Start of Extracted material

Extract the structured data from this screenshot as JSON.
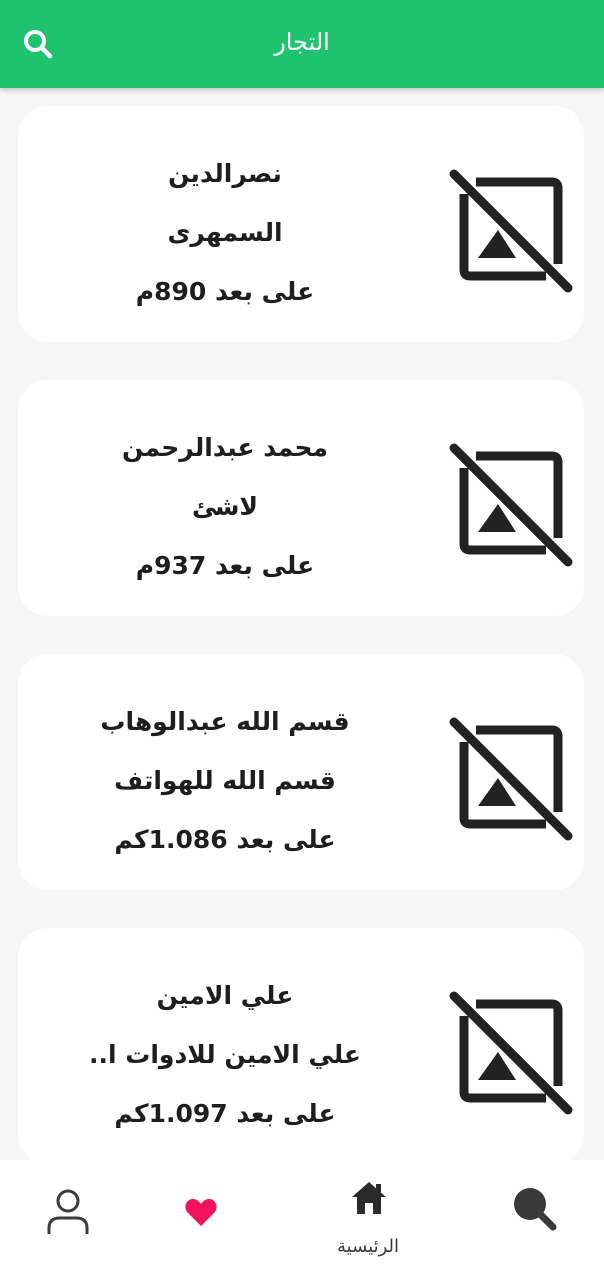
{
  "header": {
    "title": "التجار",
    "search_icon": "search-icon"
  },
  "merchants": [
    {
      "name": "نصرالدين",
      "shop": "السمهرى",
      "distance": "على بعد 890م",
      "image_icon": "image-not-supported-icon"
    },
    {
      "name": "محمد عبدالرحمن",
      "shop": "لاشئ",
      "distance": "على بعد 937م",
      "image_icon": "image-not-supported-icon"
    },
    {
      "name": "قسم الله عبدالوهاب",
      "shop": "قسم الله للهواتف",
      "distance": "على بعد 1.086كم",
      "image_icon": "image-not-supported-icon"
    },
    {
      "name": "علي الامين",
      "shop": "علي الامين للادوات ا..",
      "distance": "على بعد 1.097كم",
      "image_icon": "image-not-supported-icon"
    }
  ],
  "bottom_nav": {
    "items": [
      {
        "icon": "person-icon",
        "label": ""
      },
      {
        "icon": "heart-icon",
        "label": ""
      },
      {
        "icon": "home-icon",
        "label": "الرئيسية"
      },
      {
        "icon": "search-icon",
        "label": ""
      }
    ]
  },
  "colors": {
    "primary": "#1fc26e",
    "favorite": "#f0135a",
    "text": "#1e1e1e",
    "background": "#f6f6f6"
  }
}
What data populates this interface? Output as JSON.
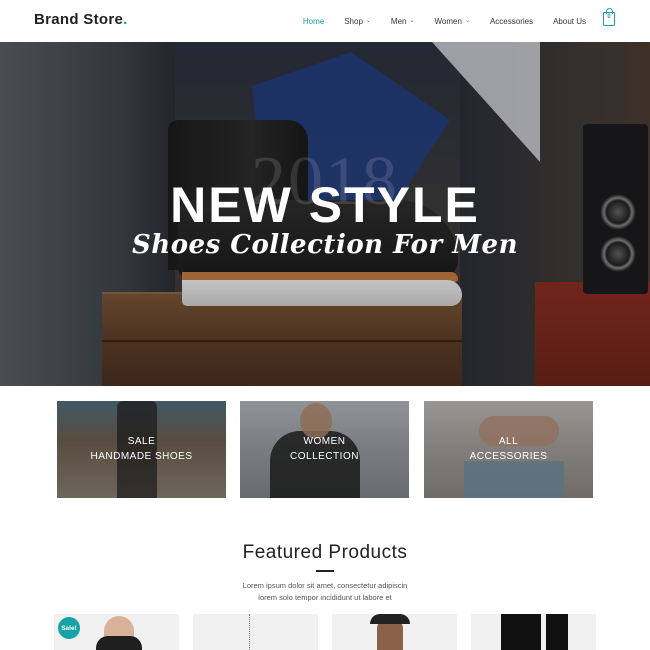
{
  "brand": {
    "name": "Brand Store",
    "dot": "."
  },
  "nav": {
    "items": [
      {
        "label": "Home",
        "active": true,
        "dropdown": false
      },
      {
        "label": "Shop",
        "active": false,
        "dropdown": true
      },
      {
        "label": "Men",
        "active": false,
        "dropdown": true
      },
      {
        "label": "Women",
        "active": false,
        "dropdown": true
      },
      {
        "label": "Accessories",
        "active": false,
        "dropdown": false
      },
      {
        "label": "About Us",
        "active": false,
        "dropdown": false
      }
    ],
    "cart_count": "0"
  },
  "hero": {
    "year": "2018",
    "title": "NEW STYLE",
    "subtitle": "Shoes Collection For Men"
  },
  "categories": [
    {
      "line1": "SALE",
      "line2": "HANDMADE SHOES"
    },
    {
      "line1": "WOMEN",
      "line2": "COLLECTION"
    },
    {
      "line1": "ALL",
      "line2": "ACCESSORIES"
    }
  ],
  "featured": {
    "title": "Featured Products",
    "desc_line1": "Lorem ipsum dolor sit amet, consectetur adipiscin",
    "desc_line2": "lorem solo tempor incididunt ut labore et",
    "sale_badge": "Sale!"
  },
  "colors": {
    "accent": "#17a2a7",
    "text": "#222222"
  },
  "icons": {
    "cart": "shopping-bag-icon",
    "chevron": "chevron-down-icon"
  }
}
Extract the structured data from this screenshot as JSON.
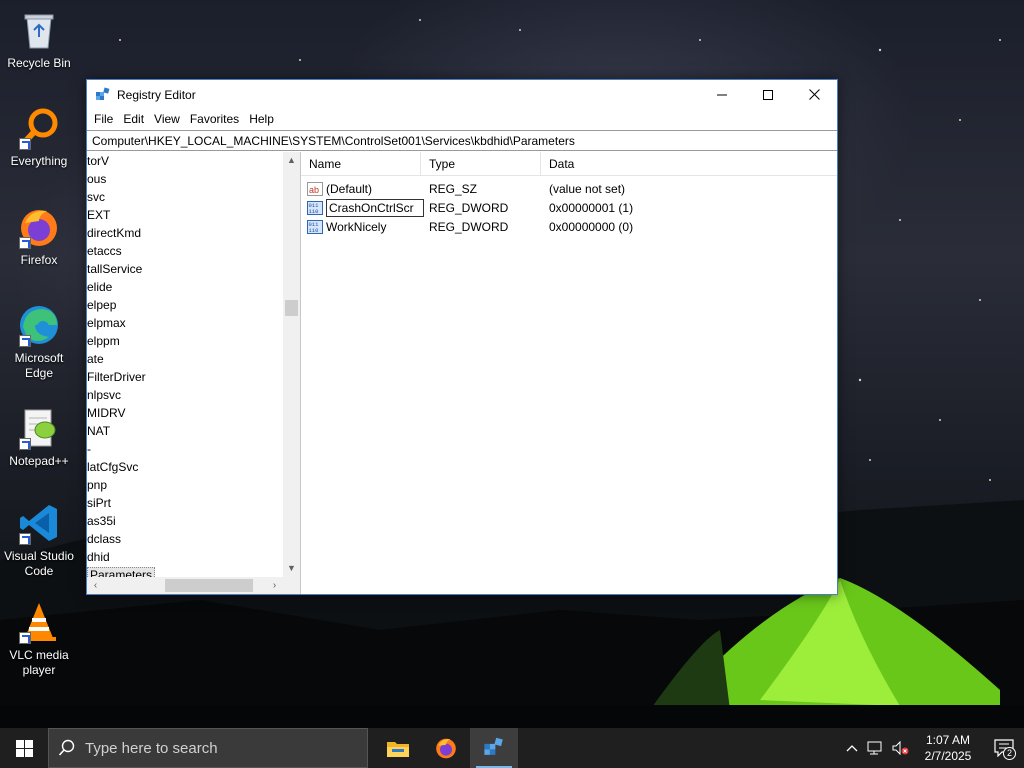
{
  "desktop": {
    "icons": [
      {
        "label": "Recycle Bin",
        "icon": "recycle-bin-icon"
      },
      {
        "label": "Everything",
        "icon": "everything-search-icon"
      },
      {
        "label": "Firefox",
        "icon": "firefox-icon"
      },
      {
        "label": "Microsoft Edge",
        "icon": "edge-icon"
      },
      {
        "label": "Notepad++",
        "icon": "notepadpp-icon"
      },
      {
        "label": "Visual Studio Code",
        "icon": "vscode-icon"
      },
      {
        "label": "VLC media player",
        "icon": "vlc-icon"
      }
    ]
  },
  "window": {
    "title": "Registry Editor",
    "menu": [
      "File",
      "Edit",
      "View",
      "Favorites",
      "Help"
    ],
    "address": "Computer\\HKEY_LOCAL_MACHINE\\SYSTEM\\ControlSet001\\Services\\kbdhid\\Parameters",
    "tree": [
      "torV",
      "ous",
      "svc",
      "EXT",
      "directKmd",
      "etaccs",
      "tallService",
      "elide",
      "elpep",
      "elpmax",
      "elppm",
      "ate",
      "FilterDriver",
      "nlpsvc",
      "MIDRV",
      "NAT",
      "-",
      "latCfgSvc",
      "pnp",
      "siPrt",
      "as35i",
      "dclass",
      "dhid",
      "Parameters"
    ],
    "columns": {
      "name": "Name",
      "type": "Type",
      "data": "Data"
    },
    "values": [
      {
        "name": "(Default)",
        "type": "REG_SZ",
        "data": "(value not set)",
        "icon": "string-value-icon"
      },
      {
        "name": "CrashOnCtrlScr",
        "type": "REG_DWORD",
        "data": "0x00000001 (1)",
        "icon": "dword-value-icon",
        "editing": true
      },
      {
        "name": "WorkNicely",
        "type": "REG_DWORD",
        "data": "0x00000000 (0)",
        "icon": "dword-value-icon"
      }
    ]
  },
  "taskbar": {
    "search_placeholder": "Type here to search",
    "time": "1:07 AM",
    "date": "2/7/2025",
    "notification_count": "2"
  }
}
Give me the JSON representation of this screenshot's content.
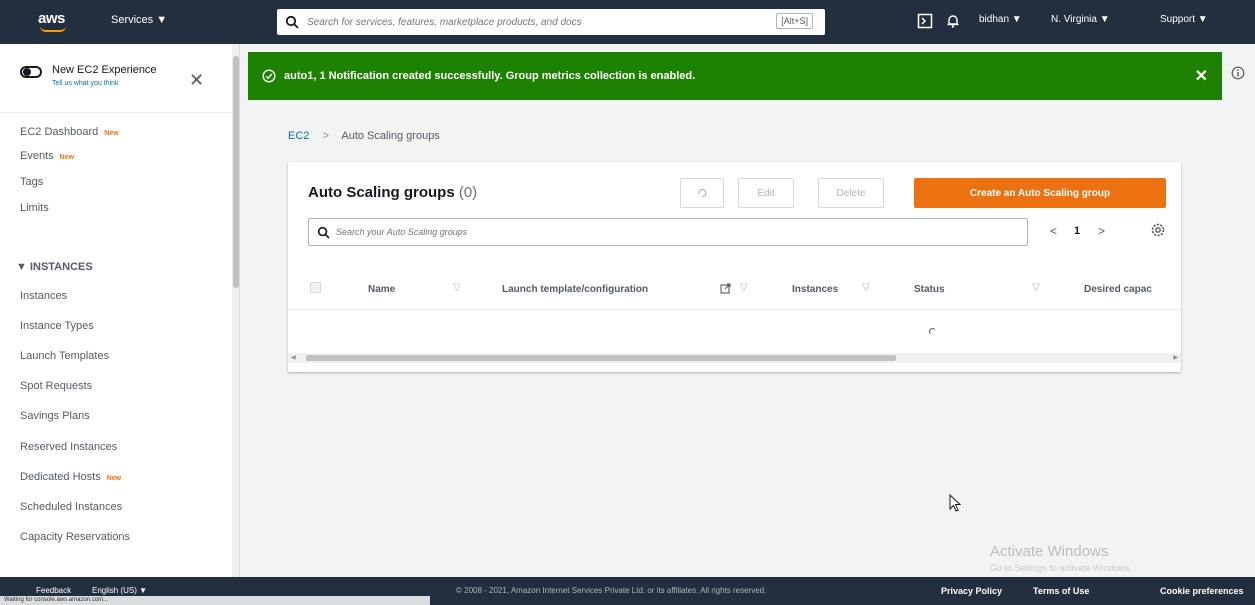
{
  "header": {
    "logo_text": "aws",
    "services_label": "Services ▼",
    "search_placeholder": "Search for services, features, marketplace products, and docs",
    "search_shortcut": "[Alt+S]",
    "user_label": "bidhan ▼",
    "region_label": "N. Virginia ▼",
    "support_label": "Support ▼"
  },
  "sidebar": {
    "toggle_title": "New EC2 Experience",
    "toggle_subtitle": "Tell us what you think",
    "items_top": [
      {
        "label": "EC2 Dashboard",
        "badge": "New"
      },
      {
        "label": "Events",
        "badge": "New"
      },
      {
        "label": "Tags",
        "badge": ""
      },
      {
        "label": "Limits",
        "badge": ""
      }
    ],
    "section_title": "▼ INSTANCES",
    "items_instances": [
      {
        "label": "Instances",
        "badge": ""
      },
      {
        "label": "Instance Types",
        "badge": ""
      },
      {
        "label": "Launch Templates",
        "badge": ""
      },
      {
        "label": "Spot Requests",
        "badge": ""
      },
      {
        "label": "Savings Plans",
        "badge": ""
      },
      {
        "label": "Reserved Instances",
        "badge": ""
      },
      {
        "label": "Dedicated Hosts",
        "badge": "New"
      },
      {
        "label": "Scheduled Instances",
        "badge": ""
      },
      {
        "label": "Capacity Reservations",
        "badge": ""
      }
    ]
  },
  "flash": {
    "message": "auto1, 1 Notification created successfully. Group metrics collection is enabled.",
    "color": "#1d8102"
  },
  "breadcrumb": {
    "root": "EC2",
    "separator": ">",
    "current": "Auto Scaling groups"
  },
  "panel": {
    "title": "Auto Scaling groups",
    "count": "(0)",
    "edit_label": "Edit",
    "delete_label": "Delete",
    "create_label": "Create an Auto Scaling group",
    "filter_placeholder": "Search your Auto Scaling groups",
    "page_prev": "<",
    "page_number": "1",
    "page_next": ">",
    "columns": [
      "Name",
      "Launch template/configuration",
      "Instances",
      "Status",
      "Desired capac"
    ],
    "accent_color": "#ec7211"
  },
  "watermark": {
    "line1": "Activate Windows",
    "line2": "Go to Settings to activate Windows."
  },
  "footer": {
    "feedback": "Feedback",
    "language": "English (US) ▼",
    "copyright": "© 2008 - 2021, Amazon Internet Services Private Ltd. or its affiliates. All rights reserved.",
    "privacy": "Privacy Policy",
    "terms": "Terms of Use",
    "cookies": "Cookie preferences",
    "status_url": "Waiting for console.aws.amazon.com..."
  }
}
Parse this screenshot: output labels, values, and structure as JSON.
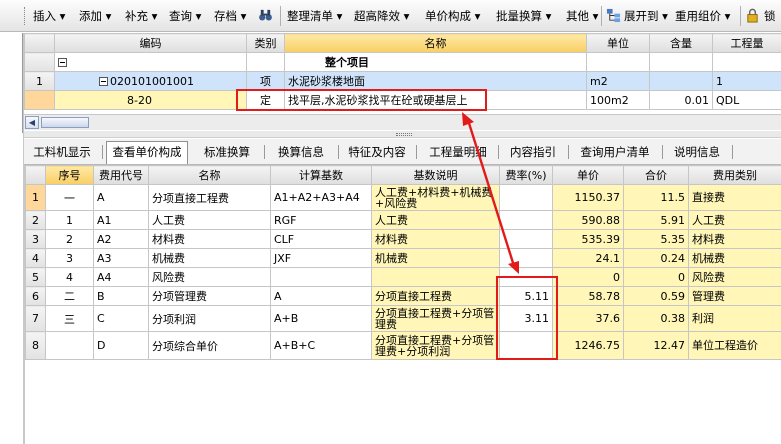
{
  "toolbar": {
    "items": [
      "插入",
      "添加",
      "补充",
      "查询",
      "存档",
      "整理清单",
      "超高降效",
      "单价构成",
      "批量换算",
      "其他",
      "展开到",
      "重用组价",
      "锁"
    ]
  },
  "top_grid": {
    "columns": [
      "编码",
      "类别",
      "名称",
      "单位",
      "含量",
      "工程量"
    ],
    "rows": [
      {
        "no": "",
        "code": "",
        "type": "",
        "name": "整个项目",
        "unit": "",
        "qty": "",
        "amount": ""
      },
      {
        "no": "1",
        "code": "020101001001",
        "type": "项",
        "name": "水泥砂浆楼地面",
        "unit": "m2",
        "qty": "",
        "amount": "1"
      },
      {
        "no": "",
        "code": "8-20",
        "type": "定",
        "name": "找平层,水泥砂浆找平在砼或硬基层上",
        "unit": "100m2",
        "qty": "0.01",
        "amount": "QDL"
      }
    ]
  },
  "tabs": [
    "工料机显示",
    "查看单价构成",
    "标准换算",
    "换算信息",
    "特征及内容",
    "工程量明细",
    "内容指引",
    "查询用户清单",
    "说明信息"
  ],
  "bottom_grid": {
    "columns": [
      "序号",
      "费用代号",
      "名称",
      "计算基数",
      "基数说明",
      "费率(%)",
      "单价",
      "合价",
      "费用类别"
    ],
    "rows": [
      {
        "n": "1",
        "seq": "一",
        "code": "A",
        "name": "分项直接工程费",
        "base": "A1+A2+A3+A4",
        "desc": "人工费+材料费+机械费+风险费",
        "rate": "",
        "price": "1150.37",
        "total": "11.5",
        "cat": "直接费"
      },
      {
        "n": "2",
        "seq": "1",
        "code": "A1",
        "name": "人工费",
        "base": "RGF",
        "desc": "人工费",
        "rate": "",
        "price": "590.88",
        "total": "5.91",
        "cat": "人工费"
      },
      {
        "n": "3",
        "seq": "2",
        "code": "A2",
        "name": "材料费",
        "base": "CLF",
        "desc": "材料费",
        "rate": "",
        "price": "535.39",
        "total": "5.35",
        "cat": "材料费"
      },
      {
        "n": "4",
        "seq": "3",
        "code": "A3",
        "name": "机械费",
        "base": "JXF",
        "desc": "机械费",
        "rate": "",
        "price": "24.1",
        "total": "0.24",
        "cat": "机械费"
      },
      {
        "n": "5",
        "seq": "4",
        "code": "A4",
        "name": "风险费",
        "base": "",
        "desc": "",
        "rate": "",
        "price": "0",
        "total": "0",
        "cat": "风险费"
      },
      {
        "n": "6",
        "seq": "二",
        "code": "B",
        "name": "分项管理费",
        "base": "A",
        "desc": "分项直接工程费",
        "rate": "5.11",
        "price": "58.78",
        "total": "0.59",
        "cat": "管理费"
      },
      {
        "n": "7",
        "seq": "三",
        "code": "C",
        "name": "分项利润",
        "base": "A+B",
        "desc": "分项直接工程费+分项管理费",
        "rate": "3.11",
        "price": "37.6",
        "total": "0.38",
        "cat": "利润"
      },
      {
        "n": "8",
        "seq": "",
        "code": "D",
        "name": "分项综合单价",
        "base": "A+B+C",
        "desc": "分项直接工程费+分项管理费+分项利润",
        "rate": "",
        "price": "1246.75",
        "total": "12.47",
        "cat": "单位工程造价"
      }
    ]
  },
  "colors": {
    "annotation_red": "#e21a1a",
    "row_blue": "#cfe3fb",
    "cell_yellow": "#fff6b8",
    "header_orange": "#f8cf63"
  }
}
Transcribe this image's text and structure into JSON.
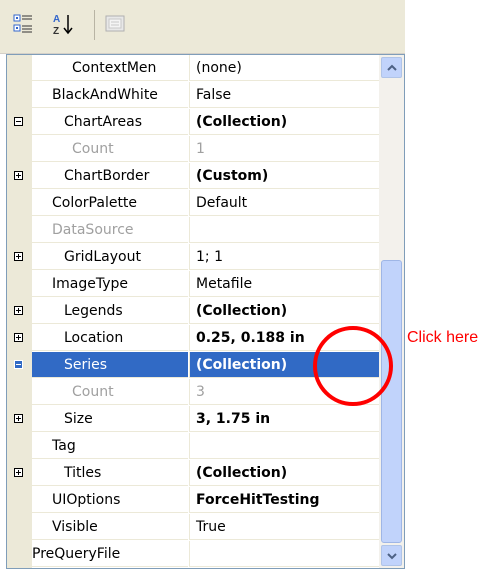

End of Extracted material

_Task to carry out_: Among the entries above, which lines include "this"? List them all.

_Answer below_:
Extract the structured data from this screenshot as JSON.
What data populates this interface? Output as JSON.
Extract the structured data from this screenshot as JSON.
Give me the JSON representation of this screenshot's content.
Parse this screenshot: output labels, values, and structure as JSON.
Transcribe this image's text and structure into JSON.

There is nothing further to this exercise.